» **Work instruction**
Copy the data below in full, exactly as it appears.

Stored data entries
════════

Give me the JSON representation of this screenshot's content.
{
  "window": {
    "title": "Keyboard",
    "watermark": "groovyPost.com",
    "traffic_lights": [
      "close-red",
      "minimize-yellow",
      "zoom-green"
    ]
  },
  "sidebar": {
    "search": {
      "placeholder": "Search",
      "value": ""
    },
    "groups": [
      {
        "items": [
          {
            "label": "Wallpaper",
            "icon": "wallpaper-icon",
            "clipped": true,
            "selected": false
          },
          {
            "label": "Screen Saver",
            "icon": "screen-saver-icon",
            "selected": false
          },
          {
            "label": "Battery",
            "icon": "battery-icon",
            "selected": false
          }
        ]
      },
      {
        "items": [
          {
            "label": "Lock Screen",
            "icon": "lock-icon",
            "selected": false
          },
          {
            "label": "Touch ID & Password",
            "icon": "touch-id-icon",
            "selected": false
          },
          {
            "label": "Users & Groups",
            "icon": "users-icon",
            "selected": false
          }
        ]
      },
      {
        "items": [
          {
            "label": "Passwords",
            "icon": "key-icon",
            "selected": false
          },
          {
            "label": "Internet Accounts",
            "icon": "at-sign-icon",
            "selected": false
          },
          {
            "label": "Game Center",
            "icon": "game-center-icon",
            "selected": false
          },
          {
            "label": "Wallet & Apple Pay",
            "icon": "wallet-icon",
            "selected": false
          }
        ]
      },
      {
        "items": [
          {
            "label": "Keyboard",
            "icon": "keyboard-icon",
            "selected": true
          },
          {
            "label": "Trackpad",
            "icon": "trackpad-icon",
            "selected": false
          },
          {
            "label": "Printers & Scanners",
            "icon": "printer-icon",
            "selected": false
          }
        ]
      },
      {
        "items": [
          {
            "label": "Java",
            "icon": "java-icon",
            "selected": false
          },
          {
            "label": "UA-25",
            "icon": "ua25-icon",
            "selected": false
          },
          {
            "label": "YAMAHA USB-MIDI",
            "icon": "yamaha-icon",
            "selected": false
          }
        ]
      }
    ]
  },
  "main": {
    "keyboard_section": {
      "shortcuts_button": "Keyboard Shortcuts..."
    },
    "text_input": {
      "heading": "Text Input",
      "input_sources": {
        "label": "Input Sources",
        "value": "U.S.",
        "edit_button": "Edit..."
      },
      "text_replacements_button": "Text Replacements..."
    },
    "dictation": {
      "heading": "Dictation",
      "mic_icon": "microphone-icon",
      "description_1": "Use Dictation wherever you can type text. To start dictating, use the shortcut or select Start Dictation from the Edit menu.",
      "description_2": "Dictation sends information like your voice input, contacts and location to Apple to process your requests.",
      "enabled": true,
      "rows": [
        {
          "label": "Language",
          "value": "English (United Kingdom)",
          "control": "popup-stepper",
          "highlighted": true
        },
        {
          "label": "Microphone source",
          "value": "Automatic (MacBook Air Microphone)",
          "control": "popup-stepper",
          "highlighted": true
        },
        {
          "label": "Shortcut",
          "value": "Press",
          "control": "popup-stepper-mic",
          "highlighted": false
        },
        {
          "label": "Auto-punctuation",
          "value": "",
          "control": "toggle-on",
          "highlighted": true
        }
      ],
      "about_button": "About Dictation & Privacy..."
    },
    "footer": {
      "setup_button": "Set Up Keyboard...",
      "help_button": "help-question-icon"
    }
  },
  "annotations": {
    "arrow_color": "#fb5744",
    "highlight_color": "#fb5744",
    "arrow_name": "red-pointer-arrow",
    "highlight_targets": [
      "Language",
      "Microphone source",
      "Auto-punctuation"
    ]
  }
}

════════

» **Written solution**
Give me the JSON representation of this screenshot's content.
{
  "window": {
    "title": "Keyboard",
    "watermark": "groovyPost.com",
    "traffic_lights": [
      "close-red",
      "minimize-yellow",
      "zoom-green"
    ]
  },
  "sidebar": {
    "search": {
      "placeholder": "Search",
      "value": ""
    },
    "groups": [
      {
        "items": [
          {
            "label": "Wallpaper",
            "icon": "wallpaper-icon",
            "clipped": true,
            "selected": false
          },
          {
            "label": "Screen Saver",
            "icon": "screen-saver-icon",
            "selected": false
          },
          {
            "label": "Battery",
            "icon": "battery-icon",
            "selected": false
          }
        ]
      },
      {
        "items": [
          {
            "label": "Lock Screen",
            "icon": "lock-icon",
            "selected": false
          },
          {
            "label": "Touch ID & Password",
            "icon": "touch-id-icon",
            "selected": false
          },
          {
            "label": "Users & Groups",
            "icon": "users-icon",
            "selected": false
          }
        ]
      },
      {
        "items": [
          {
            "label": "Passwords",
            "icon": "key-icon",
            "selected": false
          },
          {
            "label": "Internet Accounts",
            "icon": "at-sign-icon",
            "selected": false
          },
          {
            "label": "Game Center",
            "icon": "game-center-icon",
            "selected": false
          },
          {
            "label": "Wallet & Apple Pay",
            "icon": "wallet-icon",
            "selected": false
          }
        ]
      },
      {
        "items": [
          {
            "label": "Keyboard",
            "icon": "keyboard-icon",
            "selected": true
          },
          {
            "label": "Trackpad",
            "icon": "trackpad-icon",
            "selected": false
          },
          {
            "label": "Printers & Scanners",
            "icon": "printer-icon",
            "selected": false
          }
        ]
      },
      {
        "items": [
          {
            "label": "Java",
            "icon": "java-icon",
            "selected": false
          },
          {
            "label": "UA-25",
            "icon": "ua25-icon",
            "selected": false
          },
          {
            "label": "YAMAHA USB-MIDI",
            "icon": "yamaha-icon",
            "selected": false
          }
        ]
      }
    ]
  },
  "main": {
    "keyboard_section": {
      "shortcuts_button": "Keyboard Shortcuts..."
    },
    "text_input": {
      "heading": "Text Input",
      "input_sources": {
        "label": "Input Sources",
        "value": "U.S.",
        "edit_button": "Edit..."
      },
      "text_replacements_button": "Text Replacements..."
    },
    "dictation": {
      "heading": "Dictation",
      "mic_icon": "microphone-icon",
      "description_1": "Use Dictation wherever you can type text. To start dictating, use the shortcut or select Start Dictation from the Edit menu.",
      "description_2": "Dictation sends information like your voice input, contacts and location to Apple to process your requests.",
      "enabled": true,
      "rows": [
        {
          "label": "Language",
          "value": "English (United Kingdom)",
          "control": "popup-stepper",
          "highlighted": true
        },
        {
          "label": "Microphone source",
          "value": "Automatic (MacBook Air Microphone)",
          "control": "popup-stepper",
          "highlighted": true
        },
        {
          "label": "Shortcut",
          "value": "Press",
          "control": "popup-stepper-mic",
          "highlighted": false
        },
        {
          "label": "Auto-punctuation",
          "value": "",
          "control": "toggle-on",
          "highlighted": true
        }
      ],
      "about_button": "About Dictation & Privacy..."
    },
    "footer": {
      "setup_button": "Set Up Keyboard...",
      "help_button": "help-question-icon"
    }
  },
  "annotations": {
    "arrow_color": "#fb5744",
    "highlight_color": "#fb5744",
    "arrow_name": "red-pointer-arrow",
    "highlight_targets": [
      "Language",
      "Microphone source",
      "Auto-punctuation"
    ]
  }
}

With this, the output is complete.